1. Load the package to your current R session with library():
library(package)

You only need to install a package once on your computer to use it, but you do have to load it each time you want to use it in a new session. The install.packages() functions takes in character strings, which is why we need "", but the library() functions does not. This also means that we and install multiple packages at once using c(), but we have to load them individually.

# This works
install.packages(c("package1", "package2"))

# This does not work
library(c(package1, package2))

# But this does
library(package1)
library(package2)

Finally, sometimes you’ll load two packages that have functions with the same name. To specify which function you want, you use package name followed by :: and the function name:
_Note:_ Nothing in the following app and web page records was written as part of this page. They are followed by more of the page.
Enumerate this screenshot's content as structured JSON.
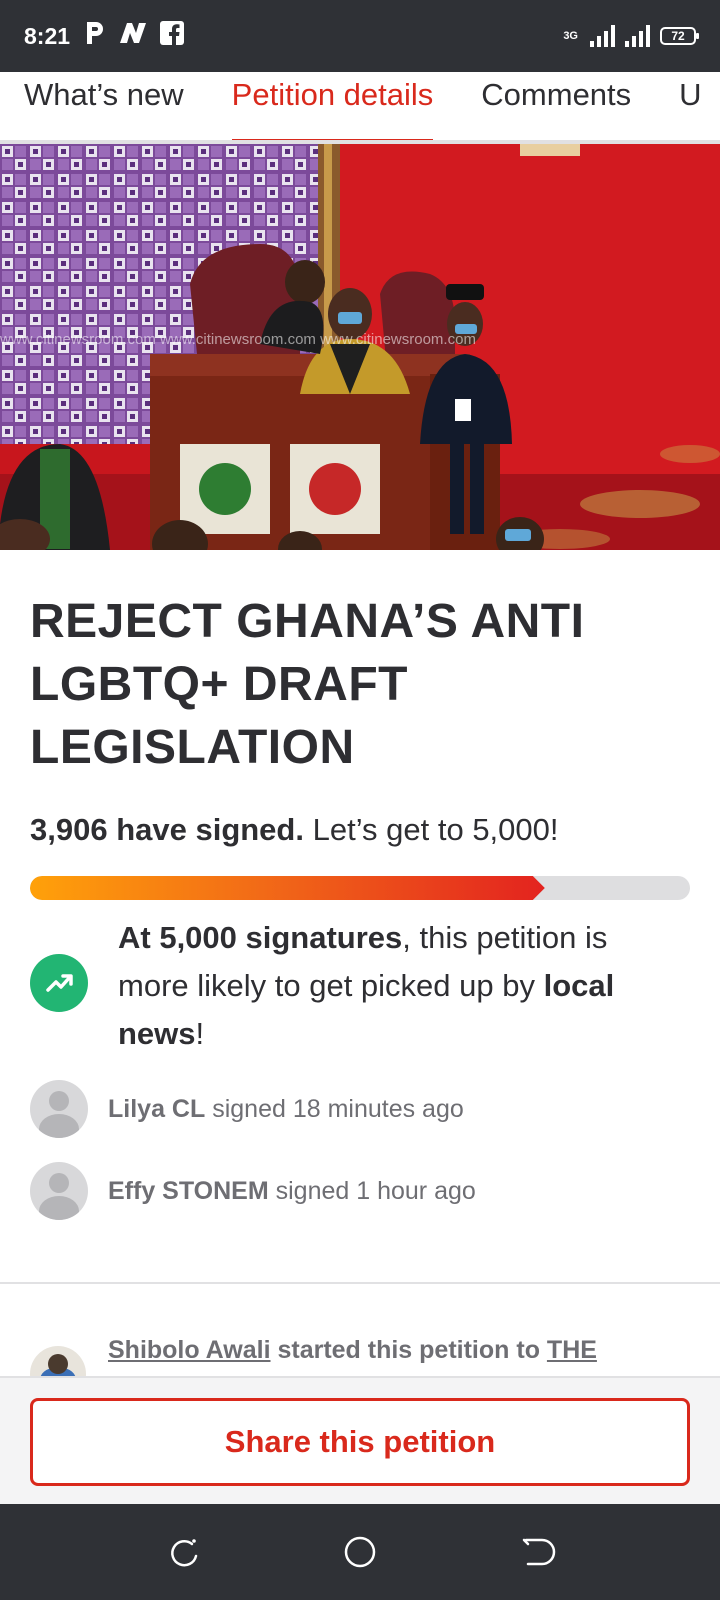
{
  "status_bar": {
    "time": "8:21",
    "notification_icons": [
      "p-app-icon",
      "n-app-icon",
      "facebook-icon"
    ],
    "network_label": "3G",
    "battery_level": "72"
  },
  "tabs": [
    {
      "label": "What’s new",
      "active": false
    },
    {
      "label": "Petition details",
      "active": true
    },
    {
      "label": "Comments",
      "active": false
    },
    {
      "label": "U",
      "active": false
    }
  ],
  "hero_watermark": "www.citinewsroom.com www.citinewsroom.com www.citinewsroom.com",
  "petition": {
    "title": "REJECT GHANA’S ANTI LGBTQ+ DRAFT LEGISLATION",
    "signed_count_text": "3,906 have signed.",
    "goal_text": "Let’s get to 5,000!",
    "signed_count": 3906,
    "goal": 5000,
    "progress_fraction": 0.78
  },
  "milestone": {
    "bold_1": "At 5,000 signatures",
    "text_1": ", this petition is more likely to get picked up by ",
    "bold_2": "local news",
    "text_2": "!"
  },
  "recent_signers": [
    {
      "name": "Lilya CL",
      "action": "signed 18 minutes ago"
    },
    {
      "name": "Effy STONEM",
      "action": "signed 1 hour ago"
    }
  ],
  "starter": {
    "name": "Shibolo Awali",
    "middle": " started this petition to ",
    "target": "THE"
  },
  "share_button_label": "Share this petition",
  "colors": {
    "accent": "#d9291c",
    "status_bar": "#2f3136",
    "milestone_icon": "#22b573"
  }
}
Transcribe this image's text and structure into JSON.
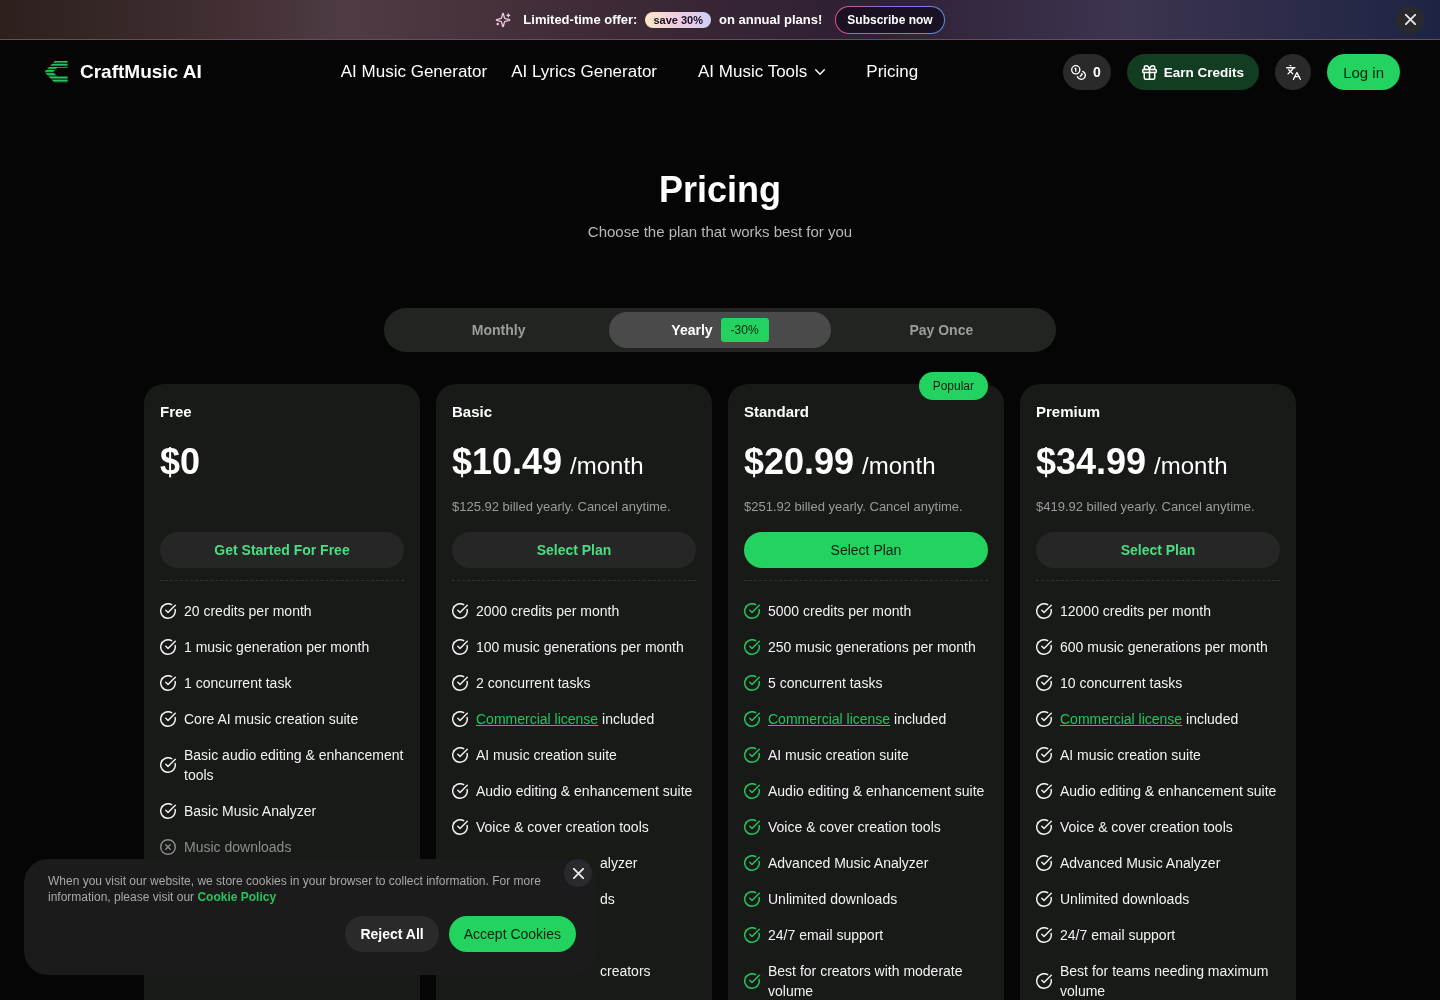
{
  "promo_banner": {
    "lead": "Limited-time offer:",
    "badge": "save 30%",
    "tail": "on annual plans!",
    "button": "Subscribe now"
  },
  "nav": {
    "brand": "CraftMusic AI",
    "links": [
      {
        "label": "AI Music Generator",
        "kind": "link"
      },
      {
        "label": "AI Lyrics Generator",
        "kind": "link"
      },
      {
        "label": "AI Music Tools",
        "kind": "dropdown"
      },
      {
        "label": "Pricing",
        "kind": "link"
      }
    ],
    "credits": "0",
    "earn_button": "Earn Credits",
    "login_button": "Log in"
  },
  "header": {
    "title": "Pricing",
    "subtitle": "Choose the plan that works best for you"
  },
  "billing_tabs": [
    {
      "label": "Monthly",
      "selected": false
    },
    {
      "label": "Yearly",
      "selected": true,
      "badge": "-30%"
    },
    {
      "label": "Pay Once",
      "selected": false
    }
  ],
  "plans": [
    {
      "name": "Free",
      "price": "$0",
      "featured": false,
      "button": "Get Started For Free",
      "features": [
        {
          "text": "20 credits per month",
          "included": true
        },
        {
          "text": "1 music generation per month",
          "included": true
        },
        {
          "text": "1 concurrent task",
          "included": true
        },
        {
          "text": "Core AI music creation suite",
          "included": true
        },
        {
          "text": "Basic audio editing & enhancement tools",
          "included": true
        },
        {
          "text": "Basic Music Analyzer",
          "included": true
        },
        {
          "text": "Music downloads",
          "included": false
        }
      ]
    },
    {
      "name": "Basic",
      "price": "$10.49",
      "period": "/month",
      "note": "$125.92 billed yearly. Cancel anytime.",
      "featured": false,
      "button": "Select Plan",
      "features": [
        {
          "text": "2000 credits per month",
          "included": true
        },
        {
          "text": "100 music generations per month",
          "included": true
        },
        {
          "text": "2 concurrent tasks",
          "included": true
        },
        {
          "link": "Commercial license",
          "text": "included",
          "included": true
        },
        {
          "text": "AI music creation suite",
          "included": true
        },
        {
          "text": "Audio editing & enhancement suite",
          "included": true
        },
        {
          "text": "Voice & cover creation tools",
          "included": true
        }
      ],
      "covered_features": [
        "alyzer",
        "ds",
        "creators"
      ]
    },
    {
      "name": "Standard",
      "badge": "Popular",
      "price": "$20.99",
      "period": "/month",
      "note": "$251.92 billed yearly. Cancel anytime.",
      "featured": true,
      "button": "Select Plan",
      "features": [
        {
          "text": "5000 credits per month",
          "included": true
        },
        {
          "text": "250 music generations per month",
          "included": true
        },
        {
          "text": "5 concurrent tasks",
          "included": true
        },
        {
          "link": "Commercial license",
          "text": "included",
          "included": true
        },
        {
          "text": "AI music creation suite",
          "included": true
        },
        {
          "text": "Audio editing & enhancement suite",
          "included": true
        },
        {
          "text": "Voice & cover creation tools",
          "included": true
        },
        {
          "text": "Advanced Music Analyzer",
          "included": true
        },
        {
          "text": "Unlimited downloads",
          "included": true
        },
        {
          "text": "24/7 email support",
          "included": true
        },
        {
          "text": "Best for creators with moderate volume",
          "included": true
        }
      ]
    },
    {
      "name": "Premium",
      "price": "$34.99",
      "period": "/month",
      "note": "$419.92 billed yearly. Cancel anytime.",
      "featured": false,
      "button": "Select Plan",
      "features": [
        {
          "text": "12000 credits per month",
          "included": true
        },
        {
          "text": "600 music generations per month",
          "included": true
        },
        {
          "text": "10 concurrent tasks",
          "included": true
        },
        {
          "link": "Commercial license",
          "text": "included",
          "included": true
        },
        {
          "text": "AI music creation suite",
          "included": true
        },
        {
          "text": "Audio editing & enhancement suite",
          "included": true
        },
        {
          "text": "Voice & cover creation tools",
          "included": true
        },
        {
          "text": "Advanced Music Analyzer",
          "included": true
        },
        {
          "text": "Unlimited downloads",
          "included": true
        },
        {
          "text": "24/7 email support",
          "included": true
        },
        {
          "text": "Best for teams needing maximum volume",
          "included": true
        }
      ]
    }
  ],
  "cookie_banner": {
    "text": "When you visit our website, we store cookies in your browser to collect information. For more information, please visit our",
    "link": "Cookie Policy",
    "buttons": [
      {
        "label": "Reject All",
        "kind": "secondary"
      },
      {
        "label": "Accept Cookies",
        "kind": "primary"
      }
    ]
  }
}
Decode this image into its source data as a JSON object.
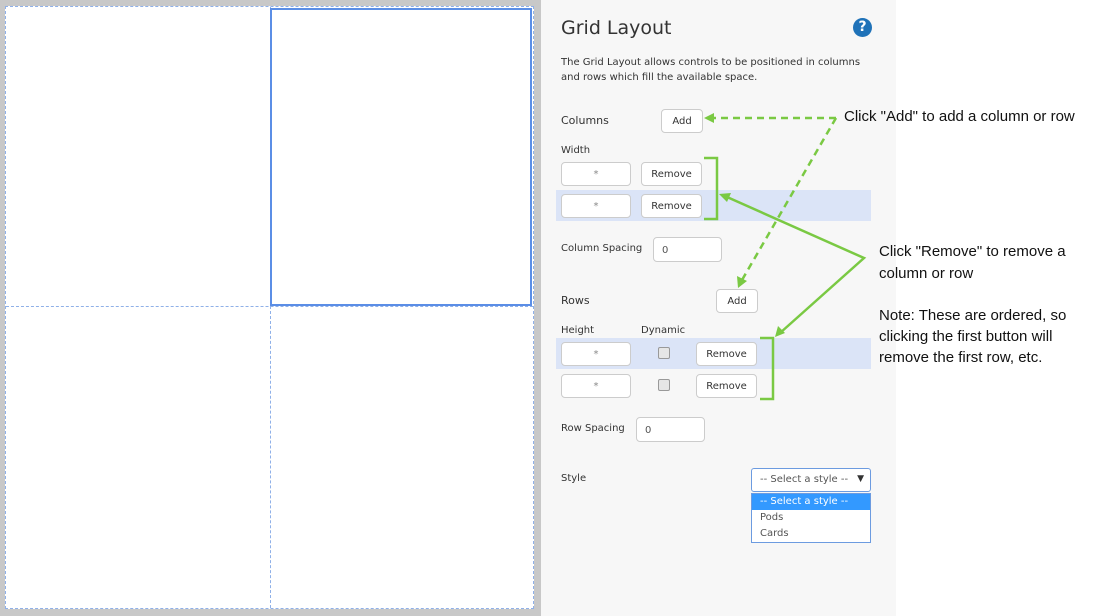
{
  "panel": {
    "title": "Grid Layout",
    "help_icon": "question-circle-icon",
    "description": "The Grid Layout allows controls to be positioned in columns and rows which fill the available space.",
    "columns": {
      "label": "Columns",
      "add_label": "Add",
      "width_label": "Width",
      "items": [
        {
          "width": "*",
          "remove_label": "Remove"
        },
        {
          "width": "*",
          "remove_label": "Remove"
        }
      ],
      "spacing_label": "Column Spacing",
      "spacing_value": "0"
    },
    "rows": {
      "label": "Rows",
      "add_label": "Add",
      "height_label": "Height",
      "dynamic_label": "Dynamic",
      "items": [
        {
          "height": "*",
          "dynamic": false,
          "remove_label": "Remove"
        },
        {
          "height": "*",
          "dynamic": false,
          "remove_label": "Remove"
        }
      ],
      "spacing_label": "Row Spacing",
      "spacing_value": "0"
    },
    "style": {
      "label": "Style",
      "selected": "-- Select a style --",
      "options": [
        "-- Select a style --",
        "Pods",
        "Cards"
      ]
    }
  },
  "annotations": {
    "add_note": "Click \"Add\" to add a column or row",
    "remove_note_1": "Click \"Remove\" to remove a",
    "remove_note_2": "column or row",
    "order_note_1": "Note: These are ordered, so",
    "order_note_2": "clicking the first button will",
    "order_note_3": "remove the first row, etc.",
    "arrow_color": "#7ac943"
  }
}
# package1 and package2 both a function called coolFunc() To
# specify which version I want:
package1::coolFunc()
package2::coolFunc()

### Changing the Settings in R Studio

You can access the setting by clicking Tools >>> Global Options.... R Studio is constantly being updated, so there be some small differences between your options interface and the lecture video.

You may want to change your CRAN mirror to the nearest geographic location, however this setting is unlikely to significantly change your experience so don’t worry if you’re not using the same one as shown in the lecture.

#### Code editing

This are most a user-preference. The one that I strongly recommend is checkingInsert spaces for tabs. In fact, I would try to get in the habit of never using tabs, just spaces.

### Other notes

• All stored variables can be removed by running rm(list=ls(all=TRUE))
• When you first start R Studio you may only have three panels, the Script panel will automatically open when you make a new script File >>> New File >>> R Script
• When saving a script you shouldn’t have to specific the “Save as Type”, it should default to saving as a .R file type. If for some reason you wanted to save it as a different fie type, just change the extension (i.e., script.txt).
• Avoid using spaces in your file names, these can cause problems for programs like R. I use - instead.
• ‘rivers’ is a dataset built into R, you can access it by typing rivers in the Console.
• The lectures show you some point-and-click ways to do things (e.g., setting working directory, loading data). We want you to use what works for you best, but I strongly encourage you try to not go the point-and-click route. Making your code reproducible using scripts makes it way easier to solve problems when things break down. If it’s not in the script, it’s going to be really hard to troubleshoot.